It’s impossible to know if a continued tracking party would have found this deer or pushed this deer off of our property. I’ll probably never know the answer to that question but none of that mattered as I had found my quarry and work needed to be done. When I walked up to the doe I noticed some scavengers had located her before me. A small hole was eaten in the rear, as most meat eating animals often do but the deer was generally intact. I called the hunting party and they all agreed to stop their pursuit and help me drag this large doe out of the swamp. Once we had pulled the game from the woods I had to ask myself. Would there be enough meat on the eaten hind quarter to keep? After I had the doe skinned I could clearly see the damage done by some scavenging predators. From this anatomical point of view I was able to construct a plan to salvage most of the meat. The damage had not gone as wide as I thought.
Is Meat Good for You?
A few questions weighed on my mind while I quartered the deer and cut up the hunks of meat that were free of bite marks. If an animal did eat on this deer what are the implications of eating this meat? After all, the deer was likely dead when it was scavenged and the chances of some form of bacteria being transferred throughout the entire animal are low. Not to mention most hitchhikers would be killed off in the cooking process. No blood flow likely meant there wasn’t a way for any form of bacteria or infection to spread to other parts of the animal. This leaves us with the hind quarter that was tainted. How far away from those bite marks do I need to be to assure I won’t catch rabies or some other communicable disease? I decided on two inches of cut around all bite mark affected areas. This left a good amount of muscle between any possibly contaminated meat and meat that would be clean.
The only evidence I can offer as to if this was safe or not is the fact that I am writing this article today. I ate every part of that deer and did not fall sick once. A hunter could experience a wide array of pin balling opinions on the subject from many blog sites but I will say this. If the majority of the animal is intact and you can leave two inches of good intact muscle between your meat and the bitten portions, I would be hard pressed to waste that meat. I won’t be the one to tell you what to do with your kill but I will be the one to tell you I did eat a “tainted” deer and lived. I’ll probably do it again if I’m unlucky enough to find a deer on the second day of a track.
Note: The temperature dropped to 23 degrees Fahrenheit that night so I knew the meat would not be spoiled from failing to clean the deer that night.

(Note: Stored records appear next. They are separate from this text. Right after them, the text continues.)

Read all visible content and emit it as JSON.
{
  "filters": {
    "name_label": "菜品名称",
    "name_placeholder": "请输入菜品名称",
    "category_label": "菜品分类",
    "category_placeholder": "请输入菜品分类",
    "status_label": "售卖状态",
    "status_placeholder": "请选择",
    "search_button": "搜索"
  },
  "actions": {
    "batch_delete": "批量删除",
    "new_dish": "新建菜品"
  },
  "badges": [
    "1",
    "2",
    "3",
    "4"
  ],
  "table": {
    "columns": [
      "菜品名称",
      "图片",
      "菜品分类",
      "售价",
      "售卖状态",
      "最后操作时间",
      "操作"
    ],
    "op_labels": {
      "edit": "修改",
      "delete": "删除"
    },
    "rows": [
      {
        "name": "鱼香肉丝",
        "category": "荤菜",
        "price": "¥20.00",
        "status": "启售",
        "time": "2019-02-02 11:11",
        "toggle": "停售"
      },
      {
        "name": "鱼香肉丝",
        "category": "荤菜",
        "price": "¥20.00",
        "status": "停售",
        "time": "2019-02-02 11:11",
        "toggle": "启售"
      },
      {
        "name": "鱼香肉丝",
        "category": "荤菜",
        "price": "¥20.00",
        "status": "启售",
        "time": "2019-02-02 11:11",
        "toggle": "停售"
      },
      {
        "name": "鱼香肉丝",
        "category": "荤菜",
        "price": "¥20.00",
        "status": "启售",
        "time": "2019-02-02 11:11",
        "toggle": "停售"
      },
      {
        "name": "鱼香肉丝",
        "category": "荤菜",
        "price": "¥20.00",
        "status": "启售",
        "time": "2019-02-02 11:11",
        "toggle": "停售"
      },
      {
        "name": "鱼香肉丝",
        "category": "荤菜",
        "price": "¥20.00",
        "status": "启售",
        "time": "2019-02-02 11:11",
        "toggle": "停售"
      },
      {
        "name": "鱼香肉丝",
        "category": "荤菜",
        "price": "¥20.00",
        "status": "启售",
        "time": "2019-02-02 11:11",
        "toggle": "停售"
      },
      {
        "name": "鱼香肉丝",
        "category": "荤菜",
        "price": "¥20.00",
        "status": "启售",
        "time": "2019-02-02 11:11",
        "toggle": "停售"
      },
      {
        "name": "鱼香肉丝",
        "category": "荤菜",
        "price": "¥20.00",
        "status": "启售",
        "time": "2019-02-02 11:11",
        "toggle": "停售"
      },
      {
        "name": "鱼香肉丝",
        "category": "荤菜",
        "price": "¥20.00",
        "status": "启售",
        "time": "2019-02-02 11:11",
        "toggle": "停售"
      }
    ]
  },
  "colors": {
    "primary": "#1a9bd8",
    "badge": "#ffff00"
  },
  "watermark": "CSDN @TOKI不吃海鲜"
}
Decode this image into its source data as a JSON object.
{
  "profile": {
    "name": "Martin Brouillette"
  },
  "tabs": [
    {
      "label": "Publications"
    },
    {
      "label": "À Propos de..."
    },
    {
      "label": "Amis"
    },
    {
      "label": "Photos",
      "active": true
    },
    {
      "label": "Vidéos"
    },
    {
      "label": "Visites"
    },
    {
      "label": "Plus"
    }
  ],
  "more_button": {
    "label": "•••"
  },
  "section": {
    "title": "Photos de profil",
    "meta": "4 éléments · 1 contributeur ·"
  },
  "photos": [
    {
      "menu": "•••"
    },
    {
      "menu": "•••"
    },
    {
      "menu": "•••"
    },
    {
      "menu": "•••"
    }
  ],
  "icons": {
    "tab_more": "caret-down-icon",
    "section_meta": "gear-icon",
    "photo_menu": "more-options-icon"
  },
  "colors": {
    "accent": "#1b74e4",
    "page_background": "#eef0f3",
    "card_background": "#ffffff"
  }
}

Temperature is very important when determining if meat will be safe to eat, not only from the scavenged portions but the entire animal itself. It’s important to use your best judgment here.
To follow more of Grant’s work you can find him on IG at Carnivor3_hunter